The Hunter Local Land Services said laboratory testing had confirmed the disease in cattle near Wingham and Gloucester in recent days.
Cases have also been reported at Hannam Vale, Moto, Dyers Crossing, Cooloongolook, Stroud, Dungog, Gresford and Seaham.
The virus, which is transmitted by insects, causes a high fever and pain in the muscles and joints. Cattle that have previously been exposed will have developed an immunity to the disease.
Locally-bred cattle under two years old are at the highest risk.
Cattle of any age which have been brought into the area from southern and western parts of NSW or from Victoria, Tasmania or South Australia, where immunity from previous exposure is unlikely, could also be affected.
Hunter LLS district veterinarian Lyndell Stone said sick cattle were often by themselves, off their feed, seeking shade and water, shivering, drooling and could show signs of lameness.
"These signs usually last only a few days and most cattle recover uneventfully. However, reports from Queensland, where the disease was seen earlier in the season, suggest that cases this year seem to be more severe," Dr Stone said.
Some cattle, especially bulls and heavier conditioned cattle, may go down and take several days to get back on their feet, increasing the risk of secondary complications.
Pregnant cows may abort and bulls may become infertile for up to six months. Milk production can drop significantly in lactating cows.
Dr Stone said vaccines were available but protection required two doses at least two weeks apart, meaning cattle owners in or close to areas where the disease was already present had probably left it too late.
"With BEF now spreading in the region, producers are advised to monitor cattle daily and seek veterinary advice if they are concerned," Dr Stone said.
"Medication is highly effective in bringing down the fever and reducing the muscle and joint pain, improving recovery timeframes and resulting in less weight loss.
"There are several other diseases that may resemble three-day sickness requiring alternative treatment, so veterinary diagnosis is recommended."
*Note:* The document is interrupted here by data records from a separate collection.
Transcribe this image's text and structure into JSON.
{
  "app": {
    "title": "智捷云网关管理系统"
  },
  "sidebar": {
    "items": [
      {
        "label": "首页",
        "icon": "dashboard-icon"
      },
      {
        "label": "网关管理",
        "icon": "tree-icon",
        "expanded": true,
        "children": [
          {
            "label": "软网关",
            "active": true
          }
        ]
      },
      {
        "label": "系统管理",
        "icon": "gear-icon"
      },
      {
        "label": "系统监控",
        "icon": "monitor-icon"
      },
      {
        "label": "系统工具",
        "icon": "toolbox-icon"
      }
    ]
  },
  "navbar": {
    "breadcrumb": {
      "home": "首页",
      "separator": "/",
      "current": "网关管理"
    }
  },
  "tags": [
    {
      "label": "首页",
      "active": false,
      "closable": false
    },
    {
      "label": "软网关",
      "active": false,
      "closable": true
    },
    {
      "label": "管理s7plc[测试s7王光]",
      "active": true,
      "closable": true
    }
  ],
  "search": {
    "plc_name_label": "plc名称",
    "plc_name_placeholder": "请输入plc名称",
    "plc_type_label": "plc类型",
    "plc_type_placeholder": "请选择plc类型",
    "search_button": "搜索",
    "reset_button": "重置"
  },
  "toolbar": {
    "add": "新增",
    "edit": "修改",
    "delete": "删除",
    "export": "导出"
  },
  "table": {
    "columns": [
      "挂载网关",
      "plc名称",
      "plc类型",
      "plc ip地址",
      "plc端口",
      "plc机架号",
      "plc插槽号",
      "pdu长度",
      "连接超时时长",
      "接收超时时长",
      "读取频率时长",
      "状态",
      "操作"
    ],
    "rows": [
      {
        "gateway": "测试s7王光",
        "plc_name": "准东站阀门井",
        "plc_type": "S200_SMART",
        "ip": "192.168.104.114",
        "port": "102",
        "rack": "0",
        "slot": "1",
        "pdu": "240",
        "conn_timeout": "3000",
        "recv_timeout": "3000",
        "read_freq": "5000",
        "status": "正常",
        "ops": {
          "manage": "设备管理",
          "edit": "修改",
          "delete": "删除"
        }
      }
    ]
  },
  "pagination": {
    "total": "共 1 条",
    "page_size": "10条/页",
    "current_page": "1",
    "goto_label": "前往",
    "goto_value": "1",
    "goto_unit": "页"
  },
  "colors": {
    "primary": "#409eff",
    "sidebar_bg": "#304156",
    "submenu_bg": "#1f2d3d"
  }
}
The LLS recommends providing affected cattle with shade and water, and feed once they regain an appetite.
Cattle unable to get up after a day or two should be turned or lifted twice daily to help prevent secondary complications.